A DECISION to grant a five pence a litre fuel discount to remote islands in Scotland and the Isles of Scilly has “opened the door” for a similar scheme in rural North Yorkshire, according to a local MP.
Chief Secretary to the Treasury Danny Alexander announced the reprieve yesterday, which will see pump prices lowered in the inner and outer Hebrides, Northern Isles, islands in the Clyde and the Cornwall archipelago from March next year.
And Thirsk and Malton MP Anne McIntosh believes a future round of fuel savings could ease the burden on motorists in remote parts of North Yorkshire, where monthly fuel bills are among the nation’s highest.
“I’ve said all along that if it’s good enough for Scotland, it’s good enough for Yorkshire,” she said.
“Our case is stronger for today’s decision and I’m going to revive my campaign and keep pushing. I’ve written to the Chancellor in light of the Autumn Statement next week saying that, going forward, we would hope that something similar could be done in Yorkshire in a specific area with a certain timeframe.”
Ms McIntosh said the path towards a similar reduction for North Yorkshire was clearer after the European Union Energy Tax Directive was partially lifted to allow the discount.
“Yorkshire could benefit and I hope the door is now open,” she said.
She added that, for example, parts of Ryedale and Hambleton could see fuel prices reduced for a set period of time to ease financial pressures on families and businesses.
A study by the Countryside Alliance, released last week, showed that rural workers were facing commuting costs 25 per cent higher than those in urban areas. The average monthly fuel cost in a rural local authority area was now £67, compared with an average of £50 in urban areas.
However, several local authorities in Yorkshire were considerably above the national average, with Selby, Hambleton, Richmond, East Riding, Craven, Ryedale and Harrogate all higher. The monthly fuel cost in Selby stood at £80.15.
Unveiling the scheme, Alexander said: “This is terrific news for island communities, which have long suffered the effects of high fuel costs. From March 1 next year, islanders will see a 5p cut in the pump price of petrol and diesel.
“As well as securing EU clearance, we have produced a scheme designed to protect the cash flow of local retailers.
“We have also delivered on a promise to help address the persistent unfairness of some of the lowest income communities in the country paying among the highest pump prices.
“After two years of people saying this could not be done, the Government has delivered it in less than two.
“This is another example of our determination to govern for the benefit of the whole United Kingdom.”
Fuel retailers on the islands will receive a 5p rebate on the petrol and diesel they purchase, and will be expected to pass the saving on to the consumer.
Scottish politicians welcomed the news, but said remote areas of the mainland should be helped as well.
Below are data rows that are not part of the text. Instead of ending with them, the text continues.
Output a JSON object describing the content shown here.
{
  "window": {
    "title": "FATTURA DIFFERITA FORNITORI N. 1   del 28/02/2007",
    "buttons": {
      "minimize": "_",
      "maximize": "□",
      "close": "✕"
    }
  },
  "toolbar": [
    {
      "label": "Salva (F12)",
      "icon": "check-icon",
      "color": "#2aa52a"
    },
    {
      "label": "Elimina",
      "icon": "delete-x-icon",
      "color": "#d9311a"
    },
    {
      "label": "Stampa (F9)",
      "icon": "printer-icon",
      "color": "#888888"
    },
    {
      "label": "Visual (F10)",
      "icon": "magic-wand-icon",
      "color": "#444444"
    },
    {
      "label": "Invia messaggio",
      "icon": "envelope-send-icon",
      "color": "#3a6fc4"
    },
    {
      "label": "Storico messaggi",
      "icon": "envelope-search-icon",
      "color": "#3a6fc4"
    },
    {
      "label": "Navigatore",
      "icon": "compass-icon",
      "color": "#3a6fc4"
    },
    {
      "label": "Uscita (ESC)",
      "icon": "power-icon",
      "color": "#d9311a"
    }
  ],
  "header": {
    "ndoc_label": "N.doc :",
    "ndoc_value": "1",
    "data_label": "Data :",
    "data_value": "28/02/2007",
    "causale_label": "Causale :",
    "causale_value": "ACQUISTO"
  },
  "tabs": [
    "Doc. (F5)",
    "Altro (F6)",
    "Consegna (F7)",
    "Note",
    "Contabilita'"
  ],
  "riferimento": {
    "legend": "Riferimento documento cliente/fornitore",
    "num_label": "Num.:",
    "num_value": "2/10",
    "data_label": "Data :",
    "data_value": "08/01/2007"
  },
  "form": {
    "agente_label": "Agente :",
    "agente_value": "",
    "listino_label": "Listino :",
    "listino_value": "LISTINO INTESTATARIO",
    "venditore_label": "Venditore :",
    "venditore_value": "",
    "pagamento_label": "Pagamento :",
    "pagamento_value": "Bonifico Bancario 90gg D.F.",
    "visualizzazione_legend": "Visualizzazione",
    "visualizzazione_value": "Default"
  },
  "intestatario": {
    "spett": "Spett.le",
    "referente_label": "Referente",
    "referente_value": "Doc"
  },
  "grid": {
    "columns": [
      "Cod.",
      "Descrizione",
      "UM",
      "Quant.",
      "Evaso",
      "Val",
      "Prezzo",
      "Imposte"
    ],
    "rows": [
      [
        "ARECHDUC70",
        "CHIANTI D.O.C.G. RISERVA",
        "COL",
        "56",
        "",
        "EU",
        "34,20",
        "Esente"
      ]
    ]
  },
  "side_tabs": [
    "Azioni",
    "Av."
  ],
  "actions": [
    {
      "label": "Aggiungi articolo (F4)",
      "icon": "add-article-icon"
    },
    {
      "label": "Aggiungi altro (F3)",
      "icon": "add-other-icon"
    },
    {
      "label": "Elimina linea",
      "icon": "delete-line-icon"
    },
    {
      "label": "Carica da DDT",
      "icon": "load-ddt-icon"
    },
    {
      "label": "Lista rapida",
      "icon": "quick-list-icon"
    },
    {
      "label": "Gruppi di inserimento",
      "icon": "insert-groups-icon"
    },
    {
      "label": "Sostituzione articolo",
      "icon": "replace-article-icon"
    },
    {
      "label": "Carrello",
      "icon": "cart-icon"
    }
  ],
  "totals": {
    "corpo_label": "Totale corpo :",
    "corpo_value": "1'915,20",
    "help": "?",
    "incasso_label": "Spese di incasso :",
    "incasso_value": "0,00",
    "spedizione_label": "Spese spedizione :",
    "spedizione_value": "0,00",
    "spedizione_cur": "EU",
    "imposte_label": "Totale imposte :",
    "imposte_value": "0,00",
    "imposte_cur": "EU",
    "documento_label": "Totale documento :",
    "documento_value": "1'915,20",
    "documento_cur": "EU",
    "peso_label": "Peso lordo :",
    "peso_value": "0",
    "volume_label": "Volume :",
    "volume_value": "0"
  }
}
Highland and Islands Labour MSP Rhoda Grant said: “While this long-awaited announcement is welcome news for island communities, it does nothing to help those living in remote rural mainland areas where fuel prices are just as high.
“While the 5p discount is better than nothing, in the time it has taken the Tory-led Government to make this announcement, the price of a litre of unleaded petrol in Scotland has increased by over 15p, while diesel has soared by over 20p.
“Labour will continue to press the Tory-led Government to reverse its VAT rise on fuel – a move that will help those in all rural areas and communities the length and breadth of the country who are struggling to keep up with the soaring prices at the pump.”